1990-1991 | ANAHEIM

Anaheim, California

“Anaheim has one main identity, as home to Disneyland. In order to muster a greater sense of civic identity, an urban design firm commissioned by the city to develop a master plan for the downtown area, much of which had been gradually torn down over time. Miss was asked to do a piece for a traffic circle that was part of this plan.

This localized context represented the antithesis of Miss’s “off-the-pedestal” thinking; she proposed an alternative plan. She preferred to take the generic master plan and attempt to give it specificity by devising an “art master plan” that would be implemented by a variety of artists over time. Miss’s vision involved cultural anthropology and material culture, and she is as capable of uncovering latent subtexts. With her Nikon and sensible walking shoes, she visited Anaheim’s main avenues and side streets, where trellises and porches testify to the strength of the sun, and traces of irrigation canals evidenced the impact of water on the city’s agricultural history. Collectively, such artifacts add to the texture and character of the town. They also suggest an urban strategy that could be the basis of a dispersed layering: several types of interventions “planted” through Anaheim’s downtown area could, over time, bring character and unexpected reinterpretations of the found city. The proposal was not strictly architectural or “sculptural,” and not even a matter of urban design, but an incremental insertion in the public realm that simultaneously affirmed and changed its character through a series of built commentaries.

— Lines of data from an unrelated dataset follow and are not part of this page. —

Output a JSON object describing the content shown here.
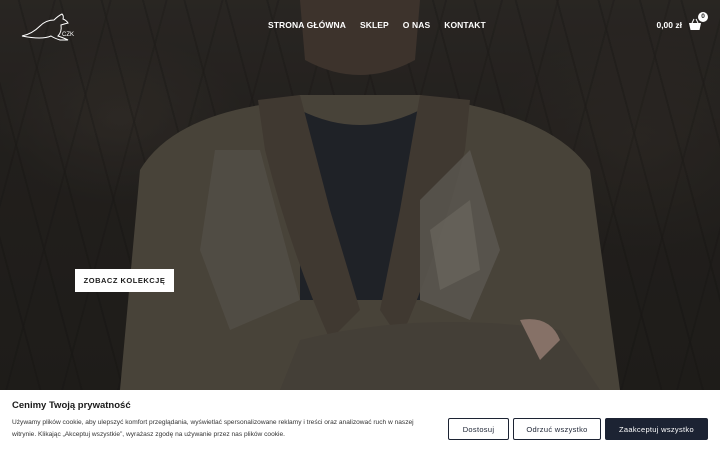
{
  "header": {
    "logo_text": "CZK",
    "nav": [
      {
        "label": "STRONA GŁÓWNA"
      },
      {
        "label": "SKLEP"
      },
      {
        "label": "O NAS"
      },
      {
        "label": "KONTAKT"
      }
    ],
    "cart_total": "0,00 zł",
    "cart_count": "0"
  },
  "hero": {
    "cta_label": "ZOBACZ KOLEKCJĘ"
  },
  "cookie": {
    "title": "Cenimy Twoją prywatność",
    "text": "Używamy plików cookie, aby ulepszyć komfort przeglądania, wyświetlać spersonalizowane reklamy i treści oraz analizować ruch w naszej witrynie. Klikając „Akceptuj wszystkie”, wyrażasz zgodę na używanie przez nas plików cookie.",
    "customize_label": "Dostosuj",
    "reject_label": "Odrzuć wszystko",
    "accept_label": "Zaakceptuj wszystko"
  },
  "colors": {
    "brand_dark": "#1c2333",
    "header_text": "#ffffff"
  }
}
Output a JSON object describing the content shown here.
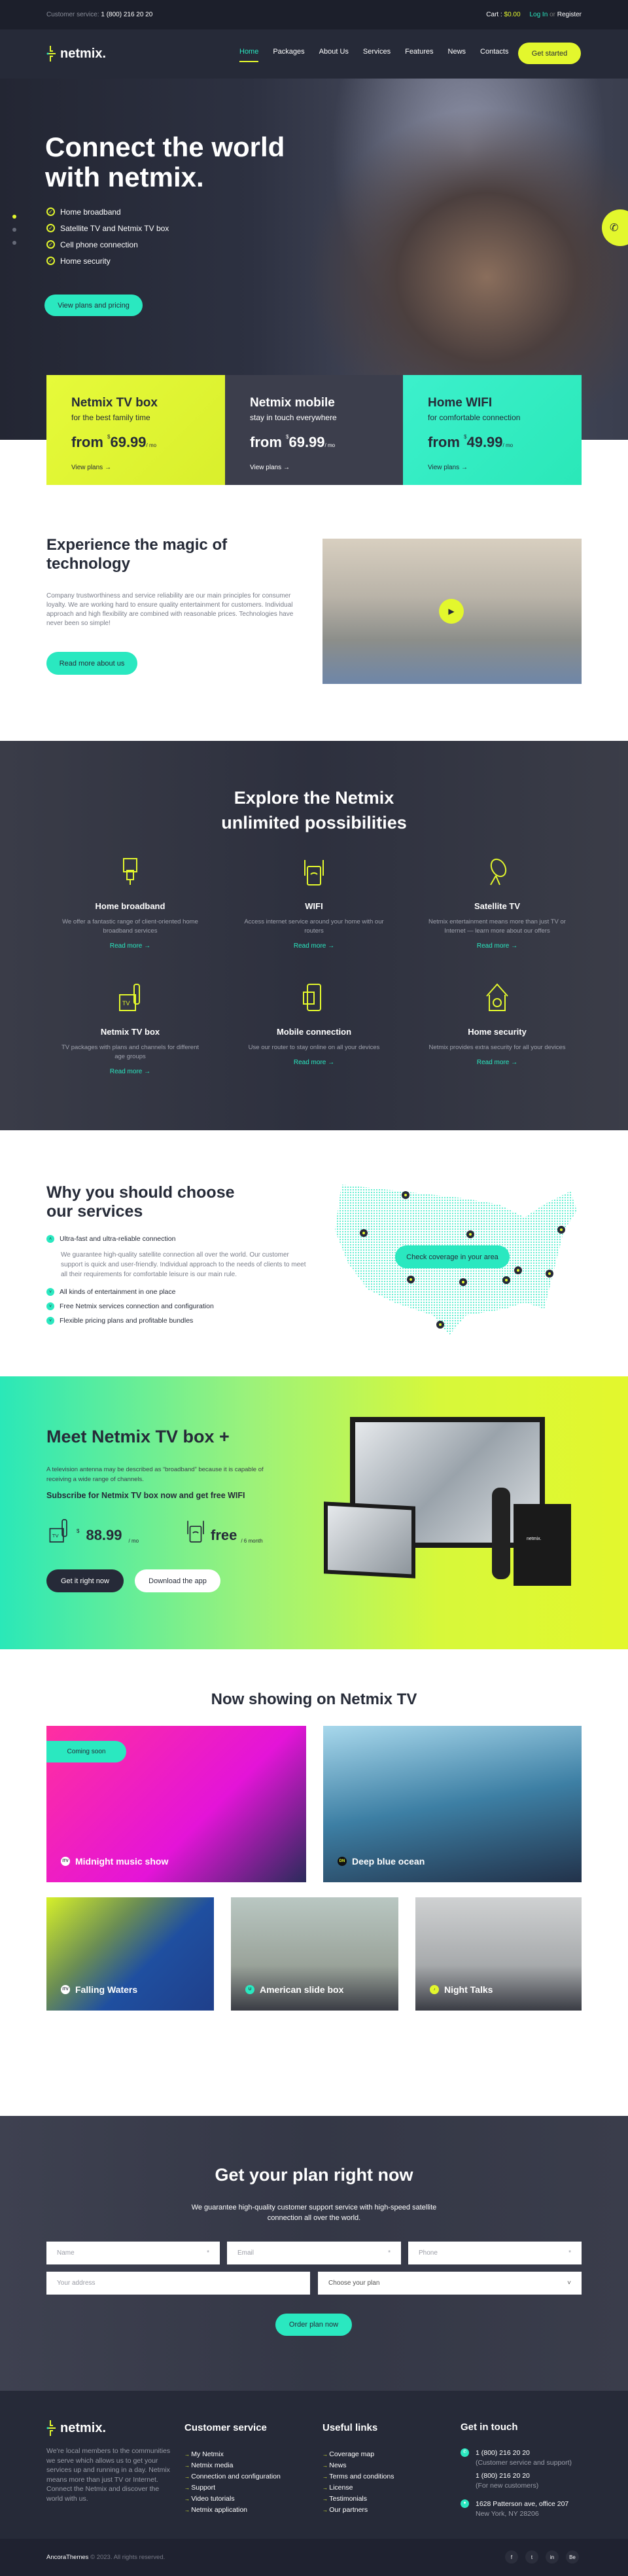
{
  "colors": {
    "accent_yellow": "#e3f72d",
    "accent_green": "#2ae8c0",
    "dark": "#262a38"
  },
  "topbar": {
    "service_label": "Customer service:",
    "service_phone": "1 (800) 216 20 20",
    "cart_label": "Cart :",
    "cart_value": "$0.00",
    "login": "Log In",
    "or": "or",
    "register": "Register"
  },
  "nav": {
    "logo": "netmix.",
    "items": [
      "Home",
      "Packages",
      "About Us",
      "Services",
      "Features",
      "News",
      "Contacts"
    ],
    "cta": "Get started"
  },
  "hero": {
    "title_line1": "Connect the world",
    "title_line2": "with netmix.",
    "features": [
      "Home broadband",
      "Satellite TV and Netmix TV box",
      "Cell phone connection",
      "Home security"
    ],
    "button": "View plans and pricing",
    "phone_icon": "phone-icon"
  },
  "plans": [
    {
      "title": "Netmix TV box",
      "subtitle": "for the best family time",
      "from": "from",
      "currency": "$",
      "price": "69.99",
      "per": "/ mo",
      "link": "View plans"
    },
    {
      "title": "Netmix mobile",
      "subtitle": "stay in touch everywhere",
      "from": "from",
      "currency": "$",
      "price": "69.99",
      "per": "/ mo",
      "link": "View plans"
    },
    {
      "title": "Home WIFI",
      "subtitle": "for comfortable connection",
      "from": "from",
      "currency": "$",
      "price": "49.99",
      "per": "/ mo",
      "link": "View plans"
    }
  ],
  "about": {
    "title_line1": "Experience the magic of",
    "title_line2": "technology",
    "text": "Company trustworthiness and service reliability are our main principles for consumer loyalty. We are working hard to ensure quality entertainment for customers. Individual approach and high flexibility are combined with reasonable prices. Technologies have never been so simple!",
    "button": "Read more about us"
  },
  "services": {
    "title_line1": "Explore the Netmix",
    "title_line2": "unlimited possibilities",
    "read_more": "Read more",
    "items": [
      {
        "title": "Home broadband",
        "text": "We offer a fantastic range of client-oriented home broadband services",
        "icon": "ethernet-icon"
      },
      {
        "title": "WIFI",
        "text": "Access internet service around your home with our routers",
        "icon": "router-icon"
      },
      {
        "title": "Satellite TV",
        "text": "Netmix entertainment means more than just TV or Internet — learn more about our offers",
        "icon": "satellite-dish-icon"
      },
      {
        "title": "Netmix TV box",
        "text": "TV packages with plans and channels for different age groups",
        "icon": "tv-box-icon"
      },
      {
        "title": "Mobile connection",
        "text": "Use our router to stay online on all your devices",
        "icon": "mobile-wifi-icon"
      },
      {
        "title": "Home security",
        "text": "Netmix provides extra security for all your devices",
        "icon": "home-security-icon"
      }
    ]
  },
  "why": {
    "title_line1": "Why you should choose",
    "title_line2": "our services",
    "items": [
      "Ultra-fast and ultra-reliable connection",
      "All kinds of entertainment in one place",
      "Free Netmix services connection and configuration",
      "Flexible pricing plans and profitable bundles"
    ],
    "expanded_text": "We guarantee high-quality satellite connection all over the world. Our customer support is quick and user-friendly. Individual approach to the needs of clients to meet all their requirements for comfortable leisure is our main rule.",
    "map_button": "Check coverage in your area"
  },
  "tvbox": {
    "title": "Meet Netmix TV box +",
    "text": "A television antenna may be described as “broadband” because it is capable of receiving a wide range of channels.",
    "subscribe": "Subscribe for Netmix TV box now and get free WIFI",
    "price_currency": "$",
    "price": "88.99",
    "price_per": "/ mo",
    "free": "free",
    "free_per": "/ 6 month",
    "btn_primary": "Get it right now",
    "btn_secondary": "Download the app",
    "device_logo": "netmix."
  },
  "showing": {
    "title": "Now showing on Netmix TV",
    "badge": "Coming soon",
    "items": [
      {
        "title": "Midnight music show",
        "channel": "ITV"
      },
      {
        "title": "Deep blue ocean",
        "channel": "DN"
      },
      {
        "title": "Falling Waters",
        "channel": "ITV"
      },
      {
        "title": "American slide box",
        "channel": "U"
      },
      {
        "title": "Night Talks",
        "channel": "♪"
      }
    ]
  },
  "order": {
    "title": "Get your plan right now",
    "text": "We guarantee high-quality customer support service with high-speed satellite connection all over the world.",
    "name": "Name",
    "email": "Email",
    "phone": "Phone",
    "address": "Your address",
    "plan": "Choose your plan",
    "required": "*",
    "button": "Order plan now"
  },
  "footer": {
    "logo": "netmix.",
    "about": "We're local members to the communities we serve which allows us to get your services up and running in a day. Netmix  means more than just TV or Internet. Connect the Netmix and discover the world with us.",
    "customer_title": "Customer service",
    "customer_links": [
      "My Netmix",
      "Netmix media",
      "Connection and configuration",
      "Support",
      "Video tutorials",
      "Netmix application"
    ],
    "useful_title": "Useful links",
    "useful_links": [
      "Coverage map",
      "News",
      "Terms and conditions",
      "License",
      "Testimonials",
      "Our partners"
    ],
    "contact_title": "Get in touch",
    "phone1": "1 (800) 216 20 20",
    "phone1_note": "(Customer service and support)",
    "phone2": "1 (800) 216 20 20",
    "phone2_note": "(For new customers)",
    "address1": "1628 Patterson ave, office 207",
    "address2": "New York, NY 28206",
    "brand": "AncoraThemes",
    "copyright": "© 2023. All rights reserved.",
    "social": [
      "f",
      "t",
      "in",
      "Be"
    ]
  }
}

Imported vegetation is ubiquitous in Southern California. In Anaheim, orchards had played a large role in its past and exotic plants characterize many front yards. Furthermore, there are many temporary nurseries nested among freeway underpasses in the area. As one of several possible alterations, Miss proposed filling in many of the empty spots in town, including the fringes of parking lots, with nurseries where the public could purchase plants, or where the city might park portable plants off season. She prescribed the construction of distinctive sun shelters that would become a recurring and important element in the area, “fragments of a spine,” and, because of the historic importance of water, she advocated modest collector fountains that would use gray water or roof runoff. Drinking fountains, designed by artists, could be another intervention spotted through the city. Artists might also be engaged to build on the Hollywood tradition in Southern California, to take the history of movie sets as a precedent for creating a wide range of pieces in unused pockets of space between buildings, for example, or in front of parking garages. Not surprisingly, she did consider/employ billboards or electronic media, even though the paradise of Pop culture, Disneyland, was minutes away. Miss was not manipulating received culture, making mass culture into something else a la Andy Warhol or Jeff Koons, but affirming the long-standing belief that artists can influence culture through an original initiative.

‘These important elements that have shaped Southern California—water, sun, agriculture, the movie industry, architecture as theater and fantasy—would be the sources that artists and designers would draw on over a period of time to give a visual definition at a small and large scale, from fantasy towers marking the center of town like old-time theaters to drinking fountains.’

The interventions were always specific, and the sparse space of the town in its central area gradually filled in with pieces that conferred associations and allusions. The pace at which the space normally browsed was slowed. “I like the idea of thick space—moving through an area resonating in references.”

– Joseph Giovannini,  in ‘Mary Miss’. Princeton Architectural Press, New York 2004